“It’s a game-changer. Girl Scouts is usually only associated with girls and women, but being a dad and supporting your daughter’s experience is rewarding. For me, one of the best parts would be the compliments I get for supporting my daughters in Girl Scouts. Hearing people tell my daughters how proud they are to see their father supporting them is one of the best feelings,” says Ventura.
Ventura’s history with the organization was not the only factor supporting his daughters becoming a part of Girl Scouts. The father of two also wanted to relay a message of confidence and independence to his daughters, a message that Girl Scouts has instilled in several million girls since its inception.
“For 109 years, Girl Scouts has provided a safe space for girls to practice leadership skills, problem-solve, take risks, identify and solve problems in their communities, share their voice for causes they’re passionate about, and pursue their biggest dreams,” says Ventura.
According to Ventura, the environment created by Girl Scouts encourages girls to show up as their true selves, allowing girls to thrive. And with the support of caring adult leaders, volunteers, mentors, and family, girls develop a strong sense of self where they feel limitless and more confident to take on challenges.
While Girl Scouts is most commonly associated with their cookie program, learning money management skills, business ethics, and people skills, the organization’s other exciting programs provide girls the opportunity to take the lead while learning and participating in a wide range of activities, including camping and outdoor skills, coding, robotics, and much more.
Ventura has seen how Girl Scouts goes far beyond just sashes, badges, and delicious cookies through the actions of his daughters.
“Since becoming a Girl Scout, I have seen them be more confident, outspoken, and self-aware of their surroundings. They are learning the value of friendship, caring about the community, and being independent,” says Ventura.
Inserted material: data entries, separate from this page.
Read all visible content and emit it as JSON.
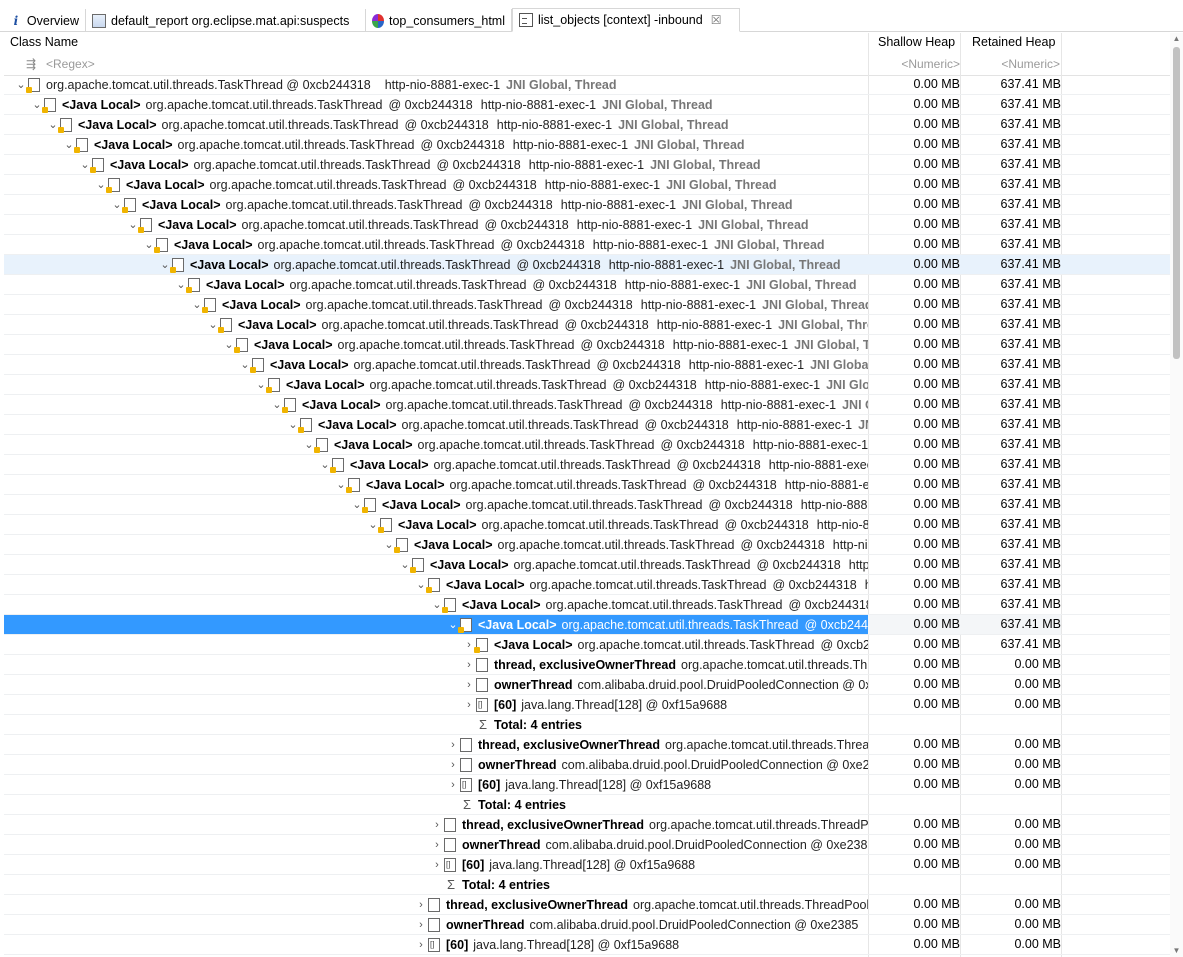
{
  "tabs": [
    {
      "icon": "info-icon",
      "label": "Overview",
      "active": false
    },
    {
      "icon": "report-icon",
      "label": "default_report  org.eclipse.mat.api:suspects",
      "active": false
    },
    {
      "icon": "html-icon",
      "label": "top_consumers_html",
      "active": false
    },
    {
      "icon": "list-icon",
      "label": "list_objects  [context] -inbound",
      "active": true,
      "close": "☒"
    }
  ],
  "columns": {
    "class_name": "Class Name",
    "shallow_heap": "Shallow Heap",
    "retained_heap": "Retained Heap",
    "filter_regex": "<Regex>",
    "filter_numeric_1": "<Numeric>",
    "filter_numeric_2": "<Numeric>"
  },
  "tree": {
    "java_local": "<Java Local>",
    "task_thread_class": "org.apache.tomcat.util.threads.TaskThread",
    "task_thread_addr": "@ 0xcb244318",
    "thread_name": "http-nio-8881-exec-1",
    "gc_roots": "JNI Global, Thread",
    "value_shallow": "0.00 MB",
    "value_retained": "637.41 MB",
    "value_zero": "0.00 MB",
    "root_row_label": "org.apache.tomcat.util.threads.TaskThread @ 0xcb244318",
    "thread_field": "thread, exclusiveOwnerThread",
    "thread_field_class": "org.apache.tomcat.util.threads.ThreadPoolExecutor$Worker",
    "owner_field": "ownerThread",
    "owner_field_class": "com.alibaba.druid.pool.DruidPooledConnection @ 0xe2385",
    "array_field": "[60]",
    "array_class": "java.lang.Thread[128] @ 0xf15a9688",
    "total": "Total: 4 entries"
  }
}
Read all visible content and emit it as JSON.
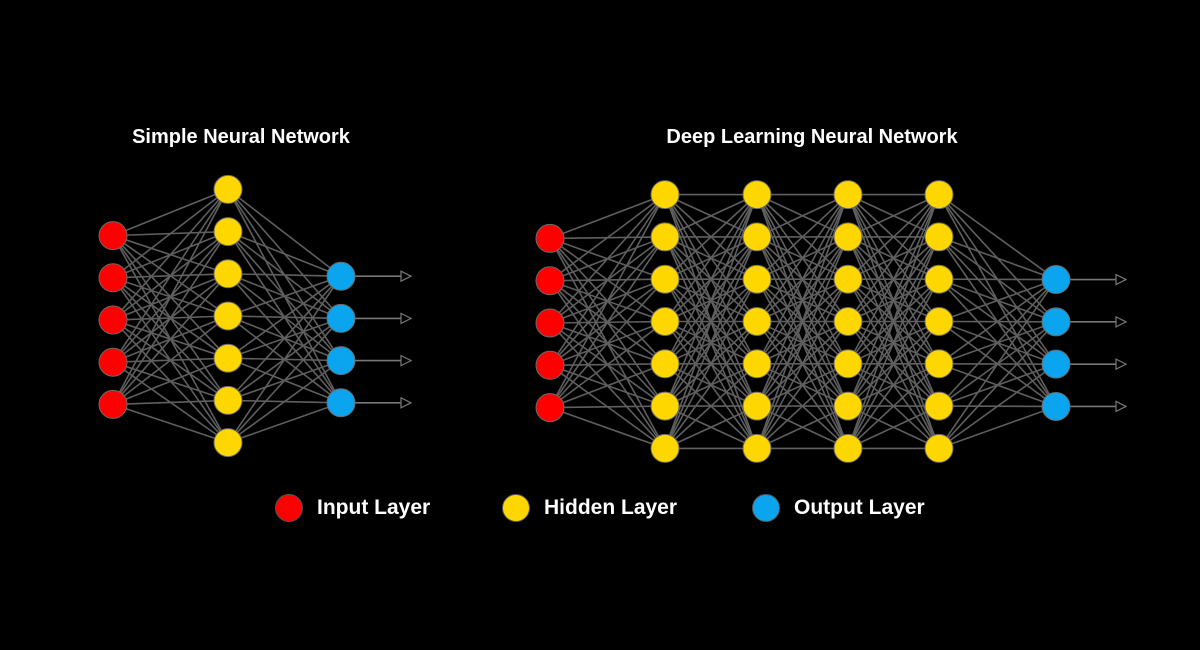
{
  "colors": {
    "background": "#000000",
    "input": "#ff0000",
    "hidden": "#ffd700",
    "output": "#0aa4ef",
    "edge": "#5f5f5f"
  },
  "simple": {
    "title": "Simple Neural Network",
    "layers": [
      {
        "type": "input",
        "count": 5
      },
      {
        "type": "hidden",
        "count": 7
      },
      {
        "type": "output",
        "count": 4
      }
    ]
  },
  "deep": {
    "title": "Deep Learning Neural Network",
    "layers": [
      {
        "type": "input",
        "count": 5
      },
      {
        "type": "hidden",
        "count": 7
      },
      {
        "type": "hidden",
        "count": 7
      },
      {
        "type": "hidden",
        "count": 7
      },
      {
        "type": "hidden",
        "count": 7
      },
      {
        "type": "output",
        "count": 4
      }
    ]
  },
  "legend": [
    {
      "type": "input",
      "label": "Input Layer"
    },
    {
      "type": "hidden",
      "label": "Hidden Layer"
    },
    {
      "type": "output",
      "label": "Output Layer"
    }
  ]
}
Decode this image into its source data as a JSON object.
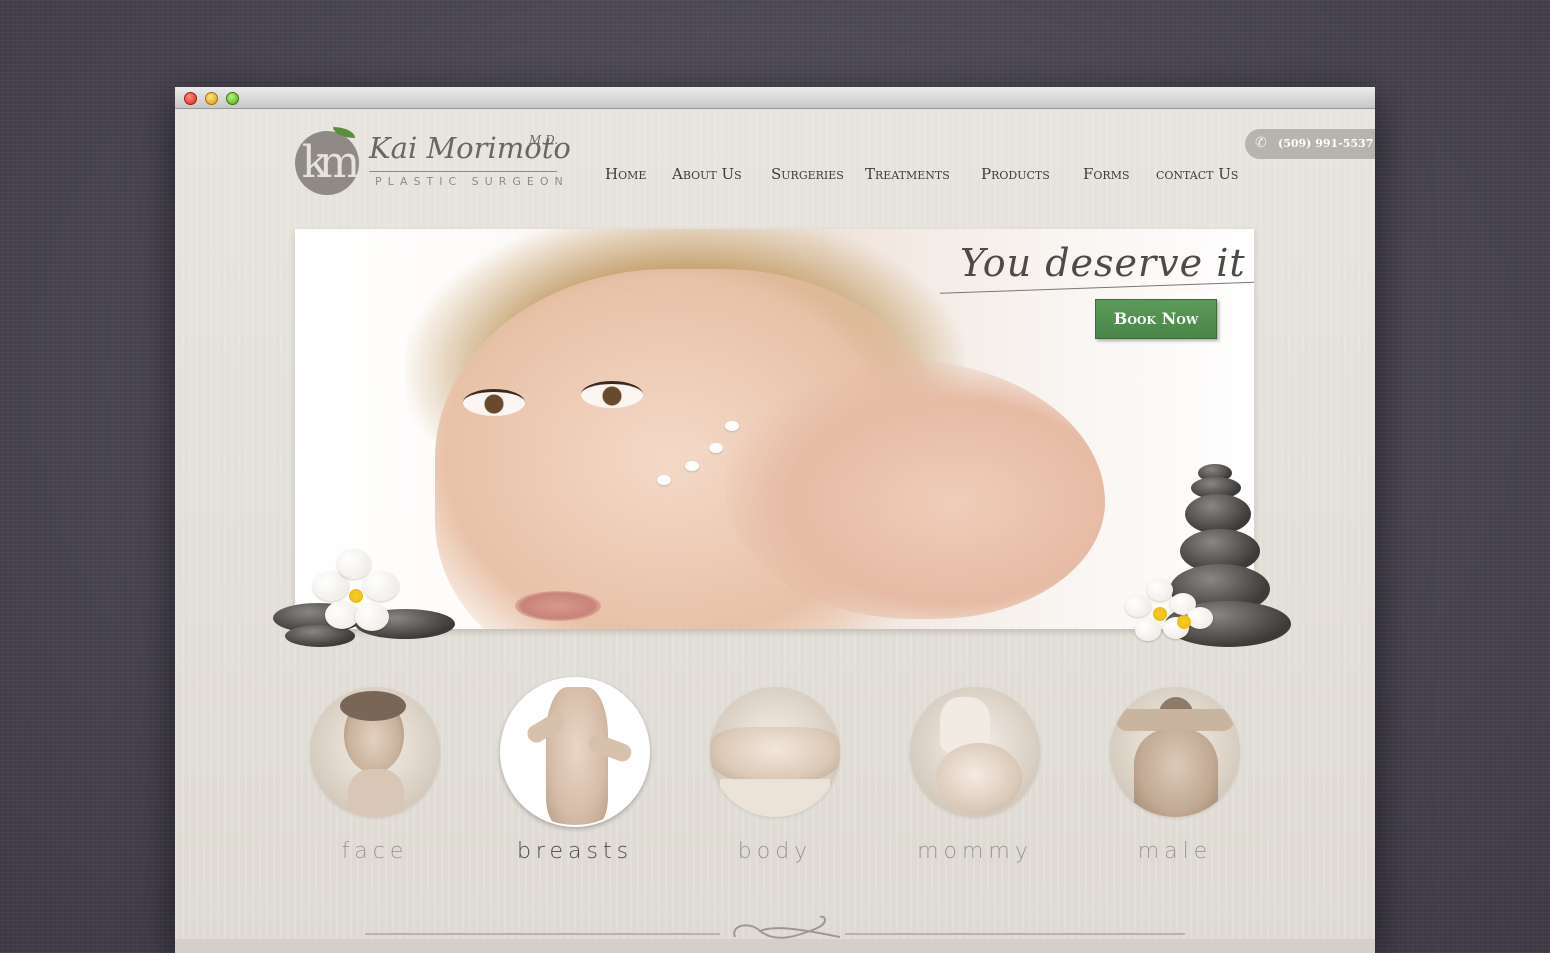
{
  "window": {
    "controls": [
      "close",
      "minimize",
      "zoom"
    ]
  },
  "logo": {
    "initials": "km",
    "name": "Kai Morimoto",
    "degree": "M.D.",
    "subtitle": "PLASTIC SURGEON"
  },
  "phone": {
    "icon": "phone-icon",
    "number": "(509) 991-5537"
  },
  "nav": {
    "items": [
      {
        "label": "Home"
      },
      {
        "label": "About Us"
      },
      {
        "label": "Surgeries"
      },
      {
        "label": "Treatments"
      },
      {
        "label": "Products"
      },
      {
        "label": "Forms"
      },
      {
        "label": "contact Us"
      }
    ]
  },
  "hero": {
    "tagline": "You deserve it",
    "cta": "Book Now"
  },
  "categories": [
    {
      "label": "face",
      "active": false
    },
    {
      "label": "breasts",
      "active": true
    },
    {
      "label": "body",
      "active": false
    },
    {
      "label": "mommy",
      "active": false
    },
    {
      "label": "male",
      "active": false
    }
  ],
  "colors": {
    "accent_green": "#4f8a4d",
    "page_bg": "#e6e3dd",
    "outer_bg": "#4a4654",
    "nav_text": "#3f3b38"
  }
}
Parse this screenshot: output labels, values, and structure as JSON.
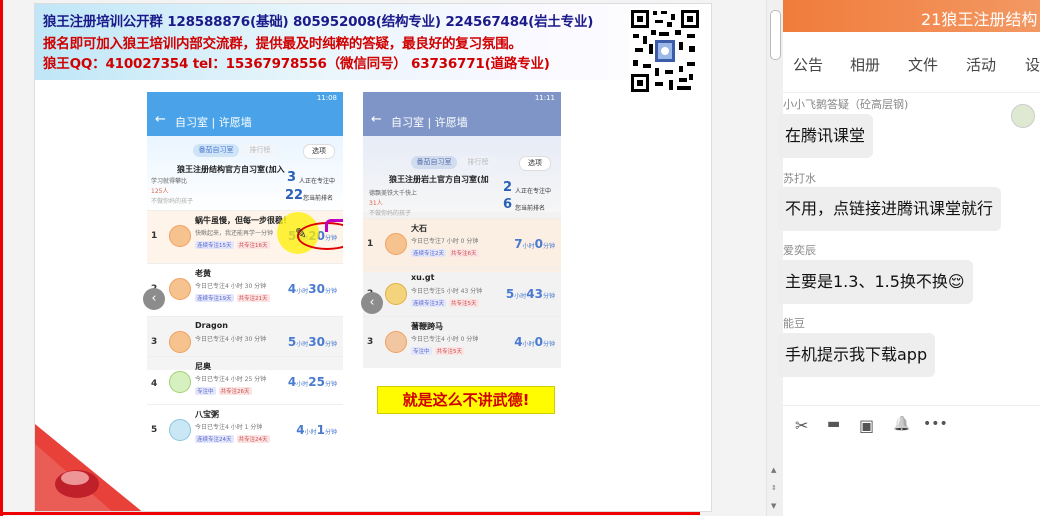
{
  "slide": {
    "banner": {
      "line1": "狼王注册培训公开群 128588876(基础) 805952008(结构专业) 224567484(岩土专业)",
      "line2": "报名即可加入狼王培训内部交流群，提供最及时纯粹的答疑，最良好的复习氛围。",
      "line3": "狼王QQ：410027354   tel：15367978556（微信同号）   63736771(道路专业)"
    },
    "phone1": {
      "status_time": "11:08",
      "title": "自习室 | 许愿墙",
      "tab_active": "番茄自习室",
      "tab_inactive": "排行榜",
      "options": "选项",
      "room_title": "狼王注册结构官方自习室(加入",
      "label_left1": "学习就得攀比",
      "label_left2": "125人",
      "label_left3": "不做你妈的孩子",
      "stat1_num": "3",
      "stat1_label": "人正在专注中",
      "stat2_num": "22",
      "stat2_label": "您当前排名",
      "rows": [
        {
          "rank": "1",
          "name": "蜗牛虽慢，但每一步很稳！",
          "sub": "快瞅起来，我还能再学一分钟",
          "tag1": "连续专注15天",
          "tag2": "共专注16天",
          "h": "5",
          "m": "20"
        },
        {
          "rank": "2",
          "name": "老黄",
          "sub": "今日已专注4 小时 30 分钟",
          "tag1": "连续专注19天",
          "tag2": "共专注21天",
          "h": "4",
          "m": "30"
        },
        {
          "rank": "3",
          "name": "Dragon",
          "sub": "今日已专注4 小时 30 分钟",
          "tag1": "",
          "tag2": "",
          "h": "5",
          "m": "30"
        },
        {
          "rank": "4",
          "name": "尼奥",
          "sub": "今日已专注4 小时 25 分钟",
          "tag1": "专注中",
          "tag2": "共专注26天",
          "h": "4",
          "m": "25"
        },
        {
          "rank": "5",
          "name": "八宝粥",
          "sub": "今日已专注4 小时 1 分钟",
          "tag1": "连续专注24天",
          "tag2": "共专注24天",
          "h": "4",
          "m": "1"
        }
      ]
    },
    "phone2": {
      "status_time": "11:11",
      "title": "自习室 | 许愿墙",
      "tab_active": "番茄自习室",
      "tab_inactive": "排行榜",
      "options": "选项",
      "room_title": "狼王注册岩土官方自习室(加",
      "label_left1": "德飘美铁大千快上",
      "label_left2": "31人",
      "label_left3": "不做你妈的孩子",
      "stat1_num": "2",
      "stat1_label": "人正在专注中",
      "stat2_num": "6",
      "stat2_label": "您当前排名",
      "rows": [
        {
          "rank": "1",
          "name": "大石",
          "sub": "今日已专注7 小时 0 分钟",
          "tag1": "连续专注2天",
          "tag2": "共专注6天",
          "h": "7",
          "m": "0"
        },
        {
          "rank": "2",
          "name": "xu.gt",
          "sub": "今日已专注5 小时 43 分钟",
          "tag1": "连续专注3天",
          "tag2": "共专注5天",
          "h": "5",
          "m": "43"
        },
        {
          "rank": "3",
          "name": "蓍鞭跨马",
          "sub": "今日已专注4 小时 0 分钟",
          "tag1": "专注中",
          "tag2": "共专注5天",
          "h": "4",
          "m": "0"
        }
      ]
    },
    "time_units": {
      "h": "小时",
      "m": "分钟"
    },
    "caption": "就是这么不讲武德!"
  },
  "chat": {
    "header_title": "21狼王注册结构",
    "tabs": [
      "公告",
      "相册",
      "文件",
      "活动",
      "设"
    ],
    "messages": [
      {
        "name": "小小飞鹅答疑（砼高层钢)",
        "text": "在腾讯课堂"
      },
      {
        "name": "苏打水",
        "text": "不用，点链接进腾讯课堂就行"
      },
      {
        "name": "爱奕辰",
        "text": "主要是1.3、1.5换不换😌"
      },
      {
        "name": "能豆",
        "text": "手机提示我下载app"
      }
    ],
    "toolbar_icons": [
      "scissors-icon",
      "folder-icon",
      "image-icon",
      "bell-icon",
      "more-icon"
    ],
    "toolbar_glyphs": {
      "scissors": "✂",
      "folder": "▬",
      "image": "▣",
      "bell": "🔔",
      "more": "•••"
    }
  },
  "colors": {
    "accent_orange": "#f07c3b",
    "phone_blue": "#4aa3e8",
    "banner_red": "#d00000",
    "banner_navy": "#1a1a8a"
  }
}
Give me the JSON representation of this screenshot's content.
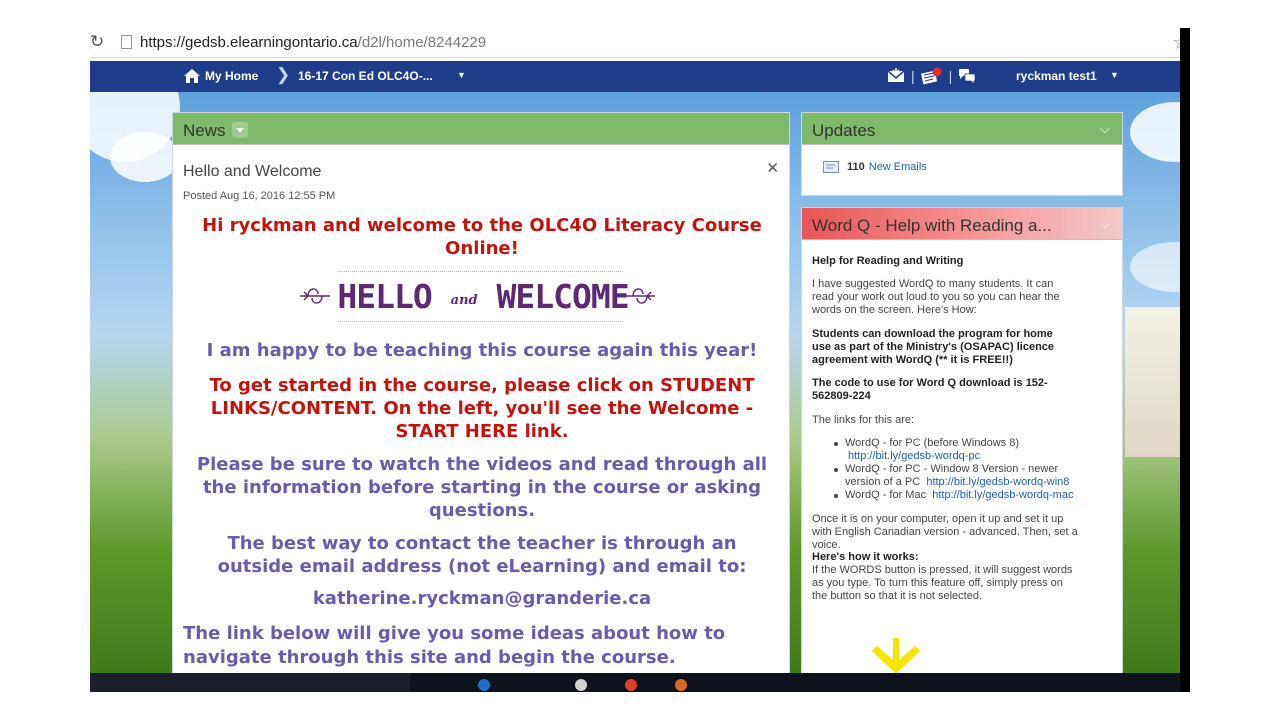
{
  "browser": {
    "url_host": "https://gedsb.elearningontario.ca",
    "url_path": "/d2l/home/8244229"
  },
  "navbar": {
    "home_label": "My Home",
    "course_label": "16-17 Con Ed OLC4O-...",
    "user_label": "ryckman test1",
    "icons": [
      "mail-icon",
      "alerts-icon",
      "chat-icon"
    ],
    "bg_color": "#1f3d8a"
  },
  "news": {
    "header": "News",
    "title": "Hello and Welcome",
    "posted": "Posted Aug 16, 2016 12:55 PM",
    "greeting_line1": "Hi ryckman and welcome to the OLC4O Literacy Course",
    "greeting_line2": "Online!",
    "banner_hello": "HELLO",
    "banner_and": "and",
    "banner_welcome": "WELCOME",
    "happy": "I am happy to be teaching this course again this year!",
    "started_line1": "To get started in the course, please click on STUDENT",
    "started_line2": "LINKS/CONTENT. On the left, you'll see the Welcome -",
    "started_line3": "START HERE link.",
    "videos_line1": "Please be sure to watch the videos and read through all",
    "videos_line2": "the information before starting in the course or asking",
    "videos_line3": "questions.",
    "contact_line1": "The best way to contact the teacher is through an",
    "contact_line2": "outside email address (not eLearning) and email to:",
    "email": "katherine.ryckman@granderie.ca",
    "link_line1": "The link below will give you some ideas about how to",
    "link_line2": "navigate through this site and begin the course.",
    "header_color": "#7fb96a",
    "red_color": "#c0140e",
    "purple_color": "#6a5bab"
  },
  "updates": {
    "header": "Updates",
    "count": "110",
    "link": "New Emails"
  },
  "wordq": {
    "header": "Word Q - Help with Reading a...",
    "heading": "Help for Reading and Writing",
    "p1_l1": "I have suggested WordQ to many students. It can",
    "p1_l2": "read your work out loud to you so you can hear the",
    "p1_l3": "words on the screen.  Here's How:",
    "p2_l1": "Students can download the program for home",
    "p2_l2": "use as part of the Ministry's (OSAPAC) licence",
    "p2_l3": "agreement with WordQ (** it is FREE!!)",
    "p3_l1": "The code to use for Word Q download is 152-",
    "p3_l2": "562809-224",
    "links_intro": "The links for this are:",
    "li1_text": "WordQ - for PC (before Windows 8)",
    "li1_link": "http://bit.ly/gedsb-wordq-pc",
    "li2_text1": "WordQ - for PC - Window 8 Version - newer",
    "li2_text2": "version of a PC",
    "li2_link": "http://bit.ly/gedsb-wordq-win8",
    "li3_text": "WordQ - for Mac",
    "li3_link": "http://bit.ly/gedsb-wordq-mac",
    "p4_l1": "Once it is on your computer, open it up and set it up",
    "p4_l2": "with English Canadian version - advanced. Then, set a",
    "p4_l3": "voice.",
    "how_heading": "Here's how it works:",
    "p5_l1": "If the WORDS button is pressed, it will suggest words",
    "p5_l2": "as you type.  To turn this feature off, simply press on",
    "p5_l3": "the button so that it is not selected.",
    "arrow_color": "#f6e500"
  }
}
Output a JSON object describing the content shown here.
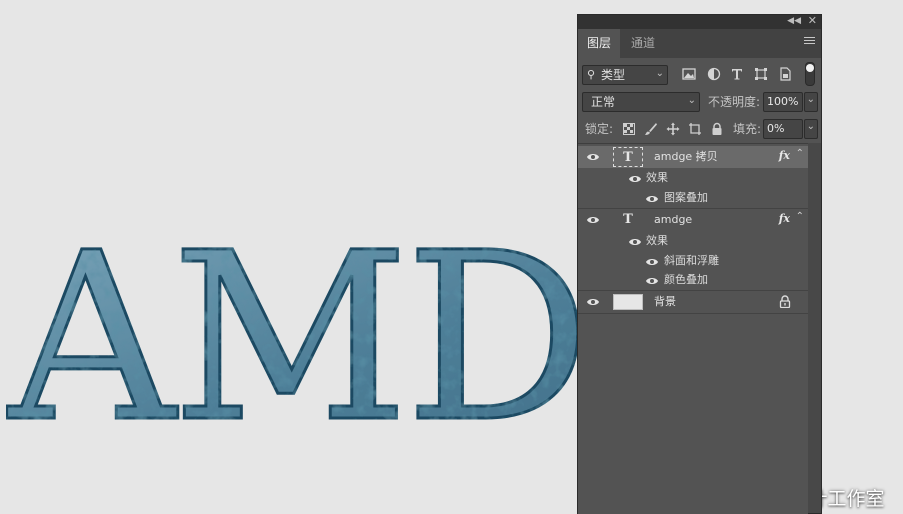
{
  "canvas": {
    "text": "AMDG",
    "fill_color": "#5b8aa2",
    "edge_color": "#1e4a62",
    "background": "#e6e6e6"
  },
  "watermark": "头条号 / 击穿想象设计工作室",
  "panel": {
    "tabs": [
      {
        "label": "图层",
        "active": true
      },
      {
        "label": "通道",
        "active": false
      }
    ],
    "filter": {
      "kind_label": "类型",
      "icons": [
        "image-filter-icon",
        "adjustment-filter-icon",
        "type-filter-icon",
        "shape-filter-icon",
        "smartobject-filter-icon"
      ]
    },
    "blend": {
      "mode": "正常",
      "opacity_label": "不透明度:",
      "opacity": "100%"
    },
    "lock": {
      "label": "锁定:",
      "fill_label": "填充:",
      "fill": "0%"
    },
    "layers": [
      {
        "name": "amdge 拷贝",
        "type": "text",
        "selected": true,
        "effects_label": "效果",
        "effects": [
          "图案叠加"
        ]
      },
      {
        "name": "amdge",
        "type": "text",
        "selected": false,
        "effects_label": "效果",
        "effects": [
          "斜面和浮雕",
          "颜色叠加"
        ]
      },
      {
        "name": "背景",
        "type": "background",
        "selected": false
      }
    ],
    "fx_label": "fx"
  }
}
With over 750,000 adults taking part in Girl Scouts, the experience is rewarding not only for daughters but the parents as well. Going beyond just taking part in troop meetings, Girl Scout moms and dads also become cookie managers, event organizers, and overall leaders.
“Honestly, I thought it was just about going to meetings and doing activities. I did not even think about all the events and the work that goes into making Girl Scouts what it is. This whole experience for me as a father to two Girl Scouts is more than I ever expected,” says Ventura.
The numerous Girl Scout programs offered by the organization are innovative and can provide fresh experiences for both parents and daughters alike. New badges centered around STEM, outdoor activity, and entrepreneurship teach new concepts to people of all ages across the organization. The program educates while making memories and bringing the troop closer together.
“I would say camping with my daughters for the first time has been my favorite memory in Girl Scouts so far. I’ve never been much of a camper, but that experience was a special moment that they wanted to do with me,” says Ventura.
After six years of being a Girl Scout dad, the fun is not over yet! Jesse is looking forward to the future and all the memorable experiences, life-long lessons, and valuable skills that Girl Scouts has to offer for his daughters.
“I look forward to them being more assertive in decisions they make, learning life skills, continuing to help the community such as donating resources for homeless shelters, and building lasting friendships,” says Ventura.
Though many dads may think they cannot become leaders in their daughter’s Girl Scout communities, their leadership can create a bonding experience and bring them closer to their daughter’s than ever before.
If Jesse Ventura could describe his time with his daughters in Girl Scouts in one word: Memorable.
Written by: Justin Liggin, Arizona State University Journalism graduate, and intern at HMA Public Relations.